What I learned by that insight is that it’s easy to confuse encouragement with manipulation. Even without bad intentions, I may have sometimes given the impression that people needed to do something to please me, as opposed to being appreciated for who they are, today, without any improvement.

Once I recognized this trait in myself in a professional setting, I could see the effects of it everywhere else, and nowhere more glaringly than in my parenting. How often did my kids hear something like “You’re getting better at that!” or “I know you can do it!”

These comments, while not demoralizing, are very different from “Your hard work today was amazing!” or “I love the enthusiasm you brought to the table!” There’s no qualifier in these statements, and they don’t imply that I’d like them to “do even better.”

I wish I could wrap this up by telling you that I’m now a modern-day Dale Carnegie, known by everyone around me for being incredibly encouraging, but the truth is, I still have a long way to go. Letting go of expectations, whether for my family, my coworkers or anyone else, is not easy. Sometimes it’s hard to recognize that I have expectations, and I also worry that if I don’t seem to have expectations, they will make less effort.

But last week, as I signed out of my work’s internal messaging system, I told one of my coworkers, “I appreciate your enthusiasm, it inspires me to do my best!” And she responded with a bunch of happy emojis.
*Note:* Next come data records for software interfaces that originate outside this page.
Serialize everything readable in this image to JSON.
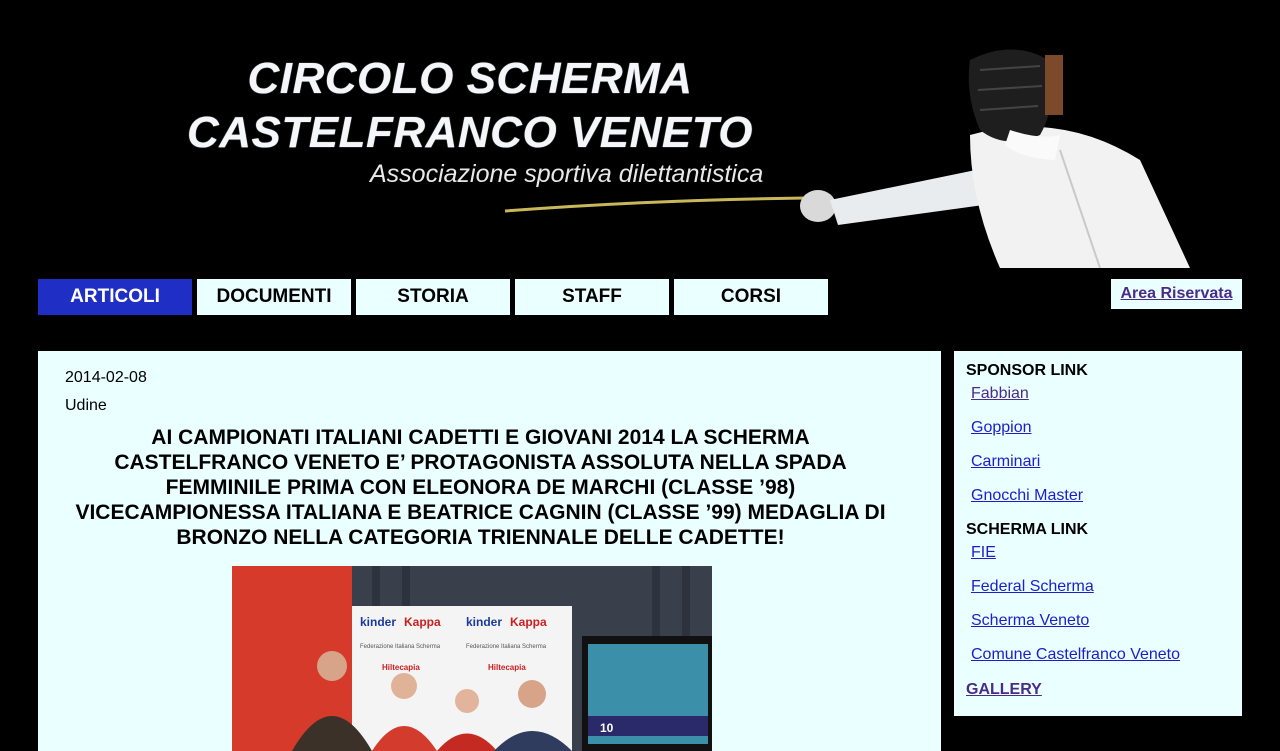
{
  "header": {
    "title_line1": "CIRCOLO SCHERMA",
    "title_line2": "CASTELFRANCO VENETO",
    "subtitle": "Associazione sportiva dilettantistica"
  },
  "nav": {
    "tabs": [
      {
        "label": "ARTICOLI",
        "active": true
      },
      {
        "label": "DOCUMENTI",
        "active": false
      },
      {
        "label": "STORIA",
        "active": false
      },
      {
        "label": "STAFF",
        "active": false
      },
      {
        "label": "CORSI",
        "active": false
      }
    ],
    "area_riservata": "Area Riservata"
  },
  "article": {
    "date": "2014-02-08",
    "place": "Udine",
    "title": "AI CAMPIONATI ITALIANI CADETTI E GIOVANI 2014 LA SCHERMA CASTELFRANCO VENETO E’ PROTAGONISTA ASSOLUTA NELLA SPADA FEMMINILE PRIMA CON ELEONORA DE MARCHI (CLASSE ’98) VICECAMPIONESSA ITALIANA E BEATRICE CAGNIN (CLASSE ’99) MEDAGLIA DI BRONZO NELLA CATEGORIA TRIENNALE DELLE CADETTE!",
    "photo_texts": [
      "kinder",
      "Kappa",
      "kinder",
      "Kappa",
      "Federazione Italiana Scherma",
      "Federazione Italiana Scherma",
      "Hiltecapia",
      "Hiltecapia",
      "10"
    ]
  },
  "sidebar": {
    "sponsor_heading": "SPONSOR LINK",
    "sponsor_links": [
      "Fabbian",
      "Goppion",
      "Carminari",
      "Gnocchi Master"
    ],
    "scherma_heading": "SCHERMA LINK",
    "scherma_links": [
      "FIE",
      "Federal Scherma",
      "Scherma Veneto",
      "Comune Castelfranco Veneto"
    ],
    "gallery": "GALLERY"
  },
  "colors": {
    "background": "#000000",
    "panel": "#eaffff",
    "active_tab": "#1f2ec4",
    "link": "#1d1dcc",
    "visited_link": "#4b2b8a"
  },
  "icons": [
    "fencer-illustration"
  ]
}
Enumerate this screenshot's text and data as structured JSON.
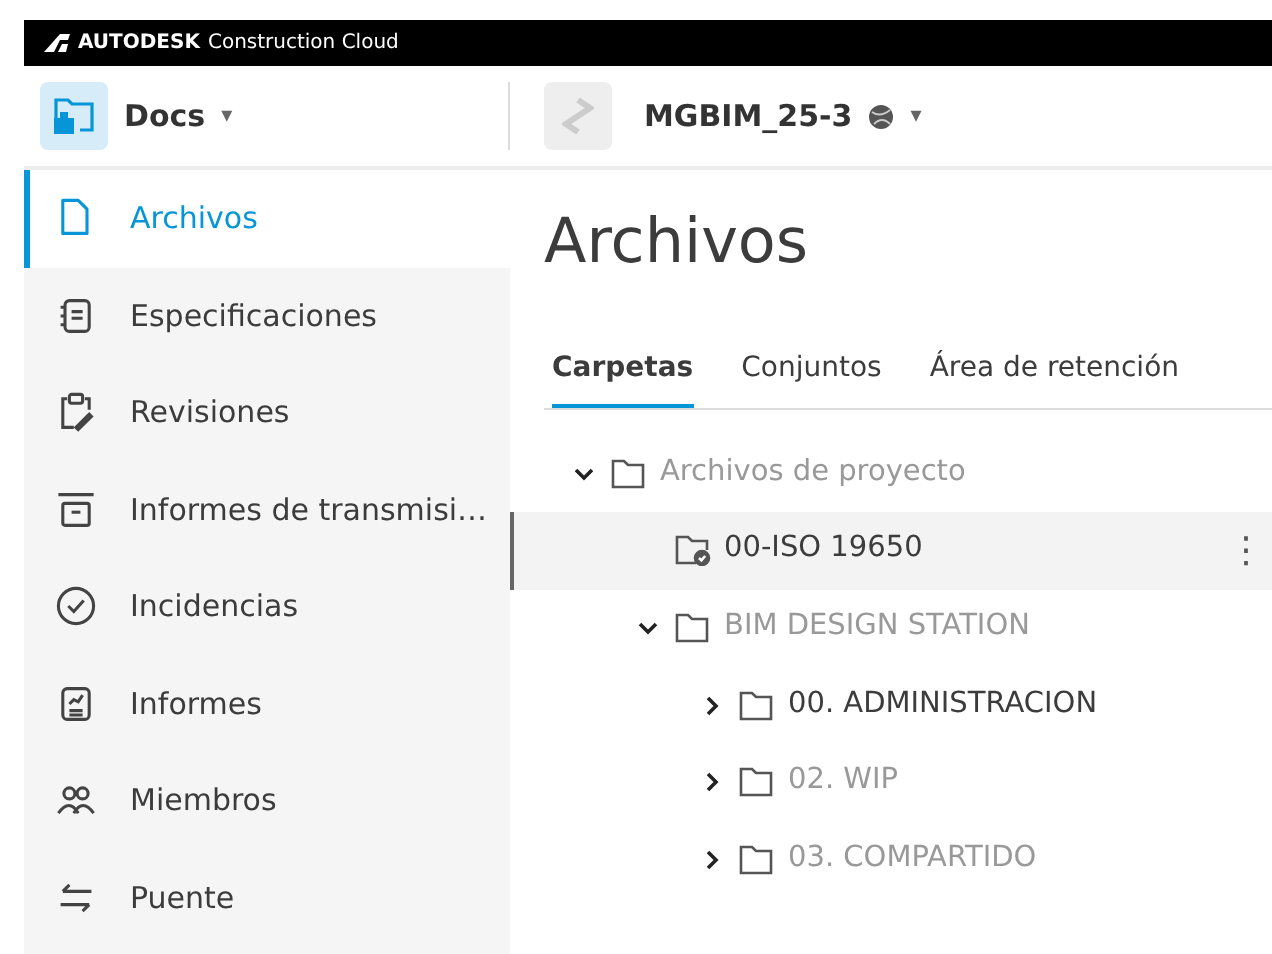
{
  "brand": {
    "name": "AUTODESK",
    "product": "Construction Cloud"
  },
  "app_switcher": {
    "label": "Docs",
    "caret": "▾"
  },
  "project": {
    "name": "MGBIM_25-3",
    "caret": "▾"
  },
  "sidebar": {
    "items": [
      {
        "label": "Archivos",
        "selected": true
      },
      {
        "label": "Especificaciones",
        "selected": false
      },
      {
        "label": "Revisiones",
        "selected": false
      },
      {
        "label": "Informes de transmisi…",
        "selected": false
      },
      {
        "label": "Incidencias",
        "selected": false
      },
      {
        "label": "Informes",
        "selected": false
      },
      {
        "label": "Miembros",
        "selected": false
      },
      {
        "label": "Puente",
        "selected": false
      }
    ]
  },
  "page_title": "Archivos",
  "tabs": [
    {
      "label": "Carpetas",
      "selected": true
    },
    {
      "label": "Conjuntos",
      "selected": false
    },
    {
      "label": "Área de retención",
      "selected": false
    }
  ],
  "tree": [
    {
      "label": "Archivos de proyecto",
      "dimmed": true,
      "expanded": true,
      "selected": false,
      "children": [
        {
          "label": "00-ISO 19650",
          "dimmed": false,
          "kind": "shared",
          "selected": true,
          "more": "⋮"
        },
        {
          "label": "BIM DESIGN STATION",
          "dimmed": true,
          "expanded": true,
          "selected": false,
          "children": [
            {
              "label": "00. ADMINISTRACION",
              "dimmed": false,
              "expanded": false,
              "selected": false
            },
            {
              "label": "02. WIP",
              "dimmed": true,
              "expanded": false,
              "selected": false
            },
            {
              "label": "03. COMPARTIDO",
              "dimmed": true,
              "expanded": false,
              "selected": false
            }
          ]
        }
      ]
    }
  ]
}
Then I texted each of my kids with something I liked about them that day, as they were. And I texted my husband too. They were a little surprised, but I hope they get used to it!